In this one, we’ve talking all about animal adaptations – body parts and behavior. Make sure to keep an eye out for our extra guests popping up and a couple of fun facts.
After the video, try our Animal Adaptation Matching Game (below the video).
Animal Adaptation Matching Game
This game currently only works on a device where you can see all the pictures at once like a desktop. Sorry about that! We’re working to get it fixed.
Oh hey guys! This is Isaac Ashby.
Today’s science video is brought to you by a pair of dirty underwear. After all, being clean isn’t all it’s cracked up to be!
So today, today kids we are talking about adaptations. Now, an adaptation is a body part or a behavior that helps an organism to survive. Especially when conditions change.
Body Part Adaptations
So let’s go through a few examples. Let’s start with a deer.
This is a black tailed deer and this is a black tailed deer. Eh, they’re not from the same black tailed deer. I picked them up in the woods while hiking while I was a Wildlife Biologist. Okay?
But an antler is an adaptation for a black tailed deer and many other deer and antelope and elk and ungulates in general.
An antler is used for defense and to establish a group of females to have babies with, to
reproduce. So they use these antlers to fight off other males and the strongest male with the biggest antlers are able to have babies. Okay?
So, that is an adaptation. It’s a body part and it helps it survive by passing its genes onto the next generation. Which is the goal of all organisms. Supposedly. Apparently, it is what the theory is.
Okay, let’s go through another example. The giraffe.
With this (ah, get out of here alligator) the giraffe has this great big long neck. Now why does it have a long neck?
So that it can look over the fence at the neighbors?
No, it helps – the long neck helps the giraffe survive by helping it to reach the leaves that are high up in the trees. Because where giraffes live, there are lots of other animals that eat leaves but they eat the leaves that are close to the ground. Leaving giraffes and lots of other plant-eating animals nothing to eat.
So giraffes have this great big long neck that helps them reach up way high in the trees where nothing else can reach.
So that is another body part which is an adaptation helping it to find food and survive. Okay.
Next we have the crocodile.
The crocodile has two things I want to mention. One, are these scales, really tough skin. Have you ever felt an alligator skin? It’s pretty tough and strong. That is to protect it against other alligators and other predators that could eat it.

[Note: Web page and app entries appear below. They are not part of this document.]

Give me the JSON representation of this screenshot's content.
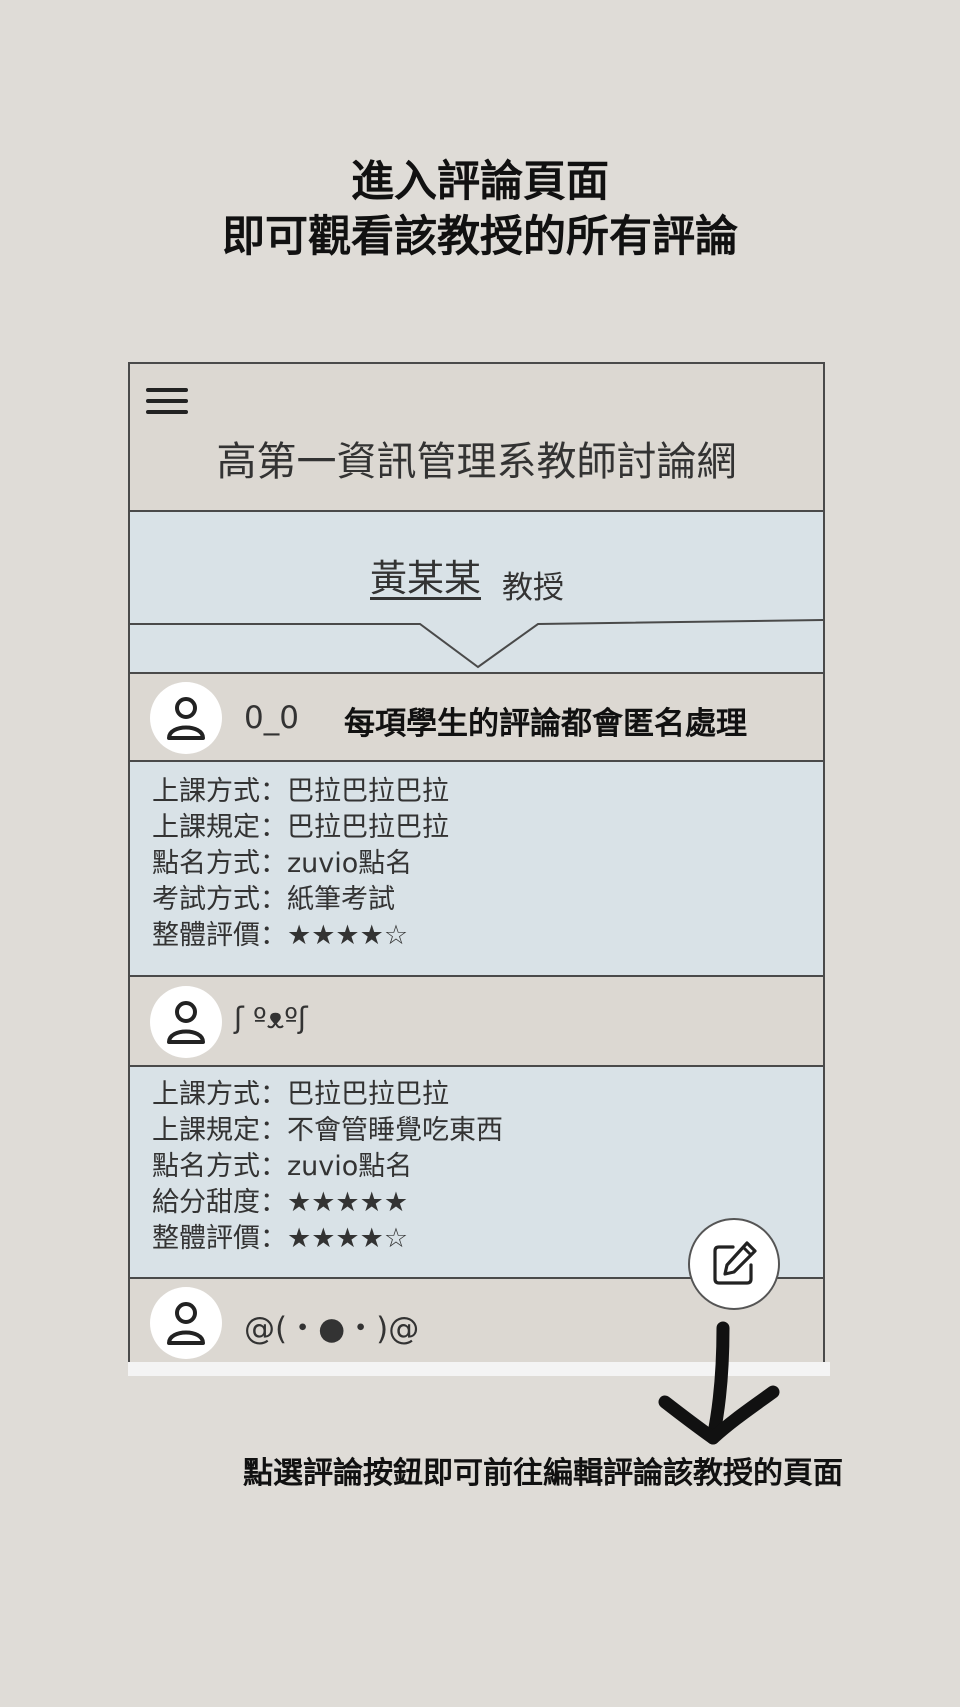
{
  "heading": {
    "line1": "進入評論頁面",
    "line2": "即可觀看該教授的所有評論"
  },
  "app": {
    "menu_icon": "hamburger-menu-icon",
    "title": "高第一資訊管理系教師討論網"
  },
  "professor": {
    "name": "黃某某",
    "title": "教授"
  },
  "anonymous_note": "每項學生的評論都會匿名處理",
  "reviews": [
    {
      "username": "0_0",
      "lines": [
        "上課方式：巴拉巴拉巴拉",
        "上課規定：巴拉巴拉巴拉",
        "點名方式：zuvio點名",
        "考試方式：紙筆考試",
        "整體評價：★★★★☆"
      ]
    },
    {
      "username": "ʃ ºᴥºʃ",
      "lines": [
        "上課方式：巴拉巴拉巴拉",
        "上課規定：不會管睡覺吃東西",
        "點名方式：zuvio點名",
        "給分甜度：★★★★★",
        "整體評價：★★★★☆"
      ]
    },
    {
      "username": "@(・●・)@",
      "lines": []
    }
  ],
  "edit_button_icon": "edit-icon",
  "caption": "點選評論按鈕即可前往編輯評論該教授的頁面",
  "colors": {
    "background": "#dfdcd7",
    "header_bg": "#dcd8d2",
    "review_bg": "#d9e2e7",
    "border": "#4a4a4a"
  }
}
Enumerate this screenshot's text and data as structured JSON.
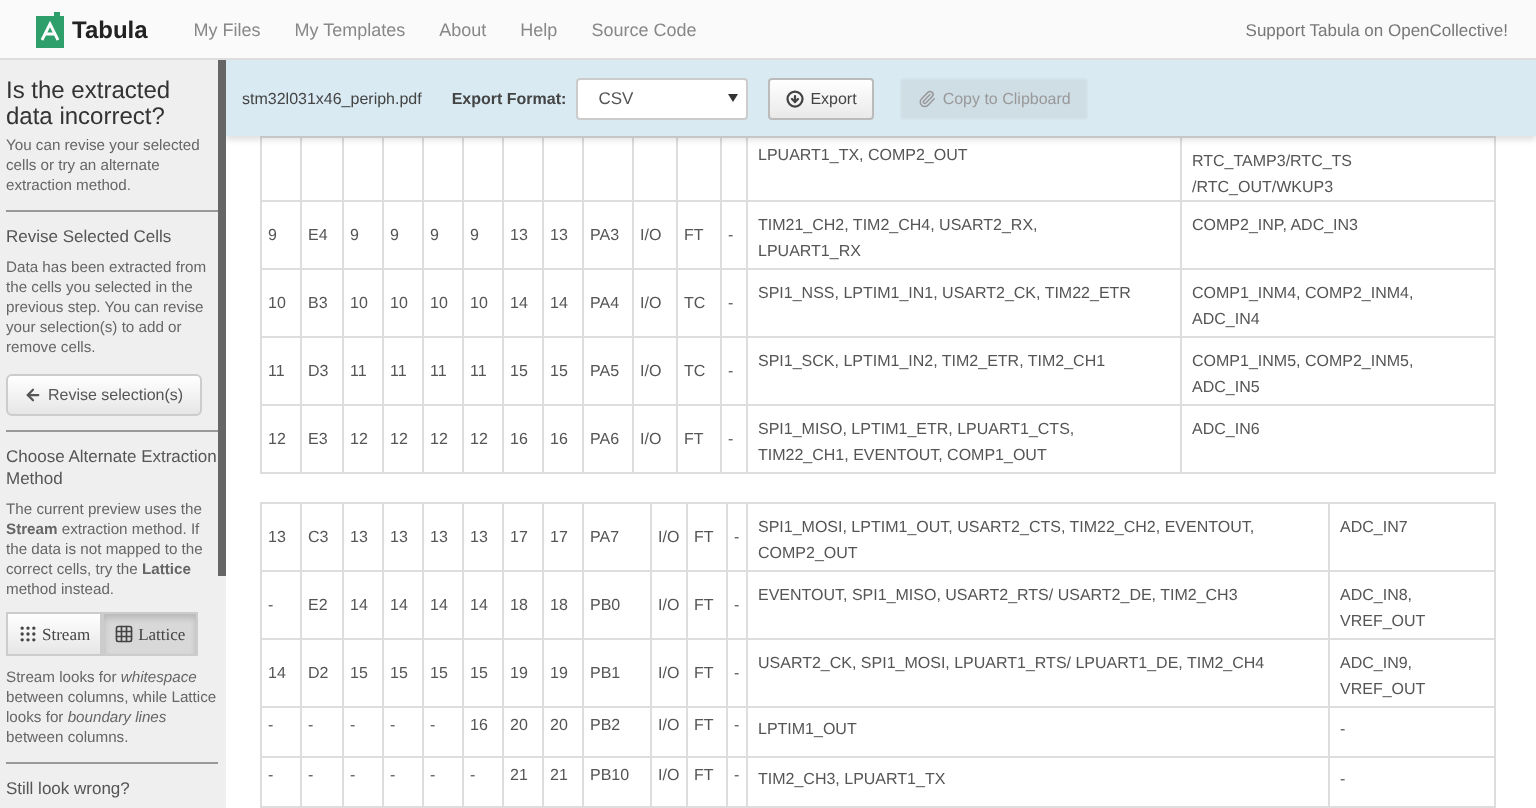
{
  "navbar": {
    "brand": "Tabula",
    "links": [
      "My Files",
      "My Templates",
      "About",
      "Help",
      "Source Code"
    ],
    "support": "Support Tabula on OpenCollective!"
  },
  "sidebar": {
    "title": "Is the extracted data incorrect?",
    "intro": "You can revise your selected cells or try an alternate extraction method.",
    "revise": {
      "heading": "Revise Selected Cells",
      "text": "Data has been extracted from the cells you selected in the previous step. You can revise your selection(s) to add or remove cells.",
      "button": "Revise selection(s)"
    },
    "alternate": {
      "heading": "Choose Alternate Extraction Method",
      "text": "The current preview uses the **Stream** extraction method. If the data is not mapped to the correct cells, try the **Lattice** method instead.",
      "methods": [
        {
          "label": "Stream",
          "kind": "stream",
          "selected": false
        },
        {
          "label": "Lattice",
          "kind": "lattice",
          "selected": true
        }
      ],
      "note": "Stream looks for *whitespace* between columns, while Lattice looks for *boundary lines* between columns."
    },
    "footer": "Still look wrong?"
  },
  "export_bar": {
    "filename": "stm32l031x46_periph.pdf",
    "format_label": "Export Format:",
    "format": "CSV",
    "export_button": "Export",
    "copy_button": {
      "label": "Copy to Clipboard",
      "disabled": true
    }
  },
  "tables": [
    {
      "rows": [
        {
          "kind": "partial",
          "cells": [],
          "alt": [
            "LPUART1_TX, COMP2_OUT"
          ],
          "analog": [
            "RTC_TAMP3/RTC_TS",
            "/RTC_OUT/WKUP3"
          ]
        },
        {
          "kind": "full",
          "cells": [
            "9",
            "E4",
            "9",
            "9",
            "9",
            "9",
            "13",
            "13",
            "PA3",
            "I/O",
            "FT",
            "-"
          ],
          "alt": [
            "TIM21_CH2, TIM2_CH4, USART2_RX,",
            "LPUART1_RX"
          ],
          "analog": [
            "COMP2_INP, ADC_IN3"
          ]
        },
        {
          "kind": "full",
          "cells": [
            "10",
            "B3",
            "10",
            "10",
            "10",
            "10",
            "14",
            "14",
            "PA4",
            "I/O",
            "TC",
            "-"
          ],
          "alt": [
            "SPI1_NSS, LPTIM1_IN1, USART2_CK, TIM22_ETR"
          ],
          "analog": [
            "COMP1_INM4, COMP2_INM4,",
            "ADC_IN4"
          ]
        },
        {
          "kind": "full",
          "cells": [
            "11",
            "D3",
            "11",
            "11",
            "11",
            "11",
            "15",
            "15",
            "PA5",
            "I/O",
            "TC",
            "-"
          ],
          "alt": [
            "SPI1_SCK, LPTIM1_IN2, TIM2_ETR, TIM2_CH1"
          ],
          "analog": [
            "COMP1_INM5, COMP2_INM5,",
            "ADC_IN5"
          ]
        },
        {
          "kind": "full",
          "cells": [
            "12",
            "E3",
            "12",
            "12",
            "12",
            "12",
            "16",
            "16",
            "PA6",
            "I/O",
            "FT",
            "-"
          ],
          "alt": [
            "SPI1_MISO, LPTIM1_ETR, LPUART1_CTS,",
            "TIM22_CH1, EVENTOUT, COMP1_OUT"
          ],
          "analog": [
            "ADC_IN6"
          ]
        }
      ]
    },
    {
      "rows": [
        {
          "kind": "full",
          "cells": [
            "13",
            "C3",
            "13",
            "13",
            "13",
            "13",
            "17",
            "17",
            "PA7",
            "I/O",
            "FT",
            "-"
          ],
          "alt": [
            "SPI1_MOSI, LPTIM1_OUT, USART2_CTS, TIM22_CH2, EVENTOUT,",
            "COMP2_OUT"
          ],
          "analog": [
            "ADC_IN7"
          ]
        },
        {
          "kind": "full",
          "cells": [
            "-",
            "E2",
            "14",
            "14",
            "14",
            "14",
            "18",
            "18",
            "PB0",
            "I/O",
            "FT",
            "-"
          ],
          "alt": [
            "EVENTOUT, SPI1_MISO, USART2_RTS/ USART2_DE, TIM2_CH3"
          ],
          "analog": [
            "ADC_IN8,",
            "VREF_OUT"
          ]
        },
        {
          "kind": "full",
          "cells": [
            "14",
            "D2",
            "15",
            "15",
            "15",
            "15",
            "19",
            "19",
            "PB1",
            "I/O",
            "FT",
            "-"
          ],
          "alt": [
            "USART2_CK, SPI1_MOSI, LPUART1_RTS/ LPUART1_DE, TIM2_CH4"
          ],
          "analog": [
            "ADC_IN9,",
            "VREF_OUT"
          ]
        },
        {
          "kind": "short",
          "cells": [
            "-",
            "-",
            "-",
            "-",
            "-",
            "16",
            "20",
            "20",
            "PB2",
            "I/O",
            "FT",
            "-"
          ],
          "alt": [
            "LPTIM1_OUT"
          ],
          "analog": [
            "-"
          ]
        },
        {
          "kind": "short",
          "cells": [
            "-",
            "-",
            "-",
            "-",
            "-",
            "-",
            "21",
            "21",
            "PB10",
            "I/O",
            "FT",
            "-"
          ],
          "alt": [
            "TIM2_CH3, LPUART1_TX"
          ],
          "analog": [
            "-"
          ]
        }
      ]
    }
  ]
}
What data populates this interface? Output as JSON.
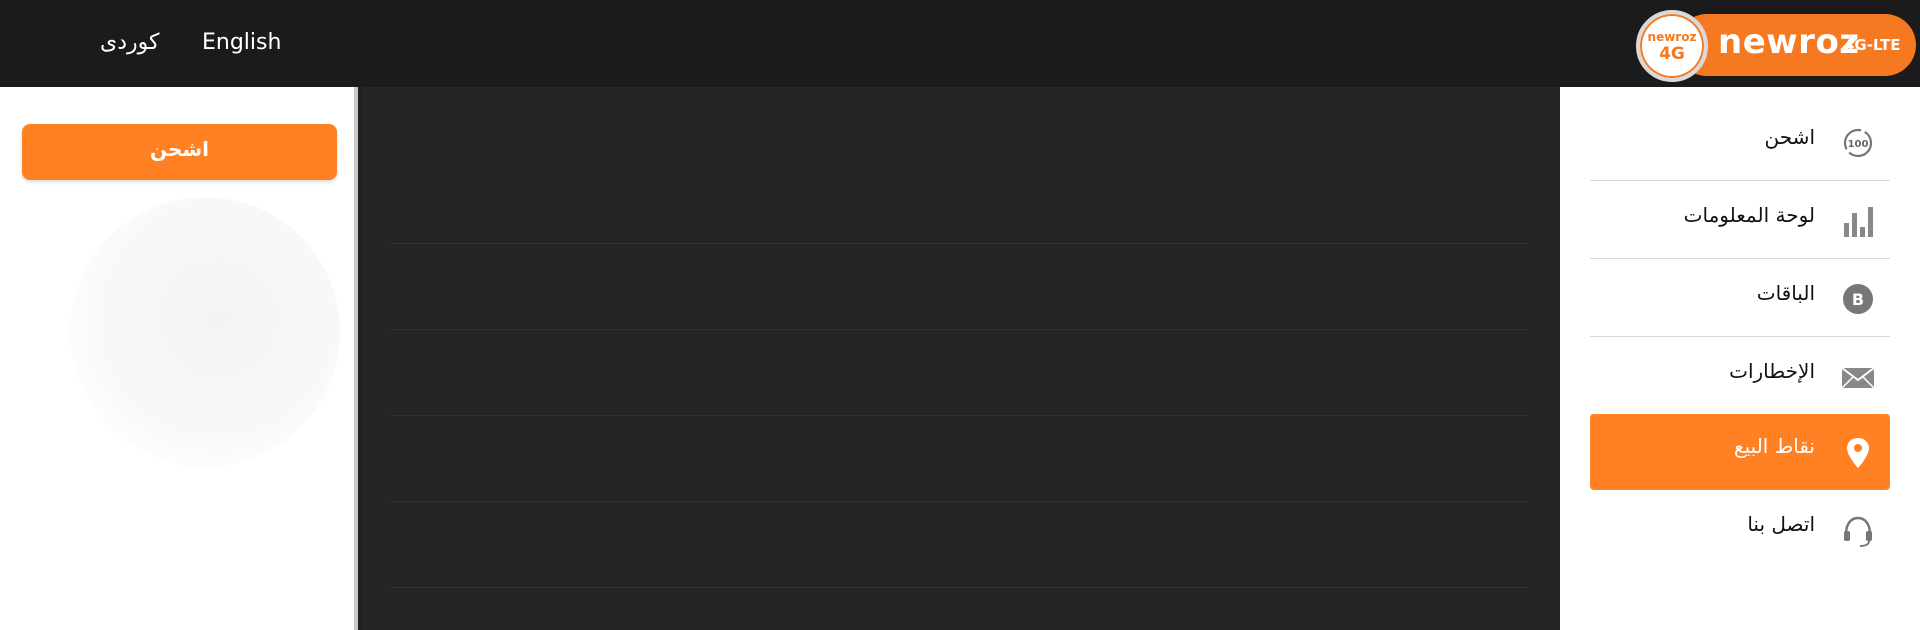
{
  "header": {
    "languages": [
      "كوردى",
      "English"
    ],
    "logo": {
      "wordmark": "newroz",
      "suffix": "4G-LTE",
      "badge_top": "newroz",
      "badge_bottom": "4G"
    }
  },
  "left_panel": {
    "recharge_label": "اشحن"
  },
  "sidebar": {
    "items": [
      {
        "label": "اشحن",
        "icon": "recharge-100-icon"
      },
      {
        "label": "لوحة المعلومات",
        "icon": "bar-chart-icon"
      },
      {
        "label": "الباقات",
        "icon": "bundle-b-icon"
      },
      {
        "label": "الإخطارات",
        "icon": "envelope-icon"
      },
      {
        "label": "نقاط البيع",
        "icon": "location-pin-icon"
      },
      {
        "label": "اتصل بنا",
        "icon": "headset-icon"
      }
    ],
    "active_index": 4
  },
  "colors": {
    "accent": "#ff8124",
    "topbar": "#1b1b1b",
    "content_bg": "#252525"
  }
}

Like leopards. I saw a video one time of a leopard killing an alligator.
It was amazing! Guess it didn’t help that time right? But, it’s supposed to help them survive attacks from another predator.
Another thing they have is jaws that lock. So they can close their jaws and they have such powerful mouths that they can close them on something and they can keep ahold of it and then they’ll take it out into the water and eat it. So that is another adaptation or body part.
With tigers, an adaptation is their coloring. They have this nice skin and stripes that make it look like grass. So that when they are in the tall grass and they are hunting antelope or deer or whatever they are trying to catch, they can blend in so well.
So that is another adaptation or body part that helps them to survive.
Finally, my little ponies their adaptation is being stinking cute. Because my kids won’t throw my little ponies away. I have little girls and they love my little ponies. So their adaptation is just being cute so that they don’t get thrown in the garbage. That is an adaptation.
Now those are body parts.
Now there are other adaptations that are behaviors. One of those behaviors is migration. So many birds do this. They live in a place where – that has winters. And that is where they nest. For whatever reason, they nest in that place but then when it comes wintertime, it’s really cold and there is not a lot of food. And it is a terrible place to raise their young.
So what they do is they migrate. Sometimes thousands of miles. Which means, they leave where they are living. They fly – some animals they don’t fly they walk, some of them take the bus.
I think greyhounds do that. Hehe.
Anyway, they go to a different place for part of the year where they can eat.
Another behavior is to hibernate. And it is solving the same problem, helping them survive in times get really cold.
So THAT my friends, is an adaptation. A body part (such as a neck), a behavior (such as migration) that helps an animal to survive especially when times are changing.
So I hope you enjoyed today’s video and that you come back and check out the rest of our videos. Thank you for watching and we’ll see you next time.
This video is part of Fit to Survive [Unit 11]. Jump over to the unit main page to see all lessons and activities.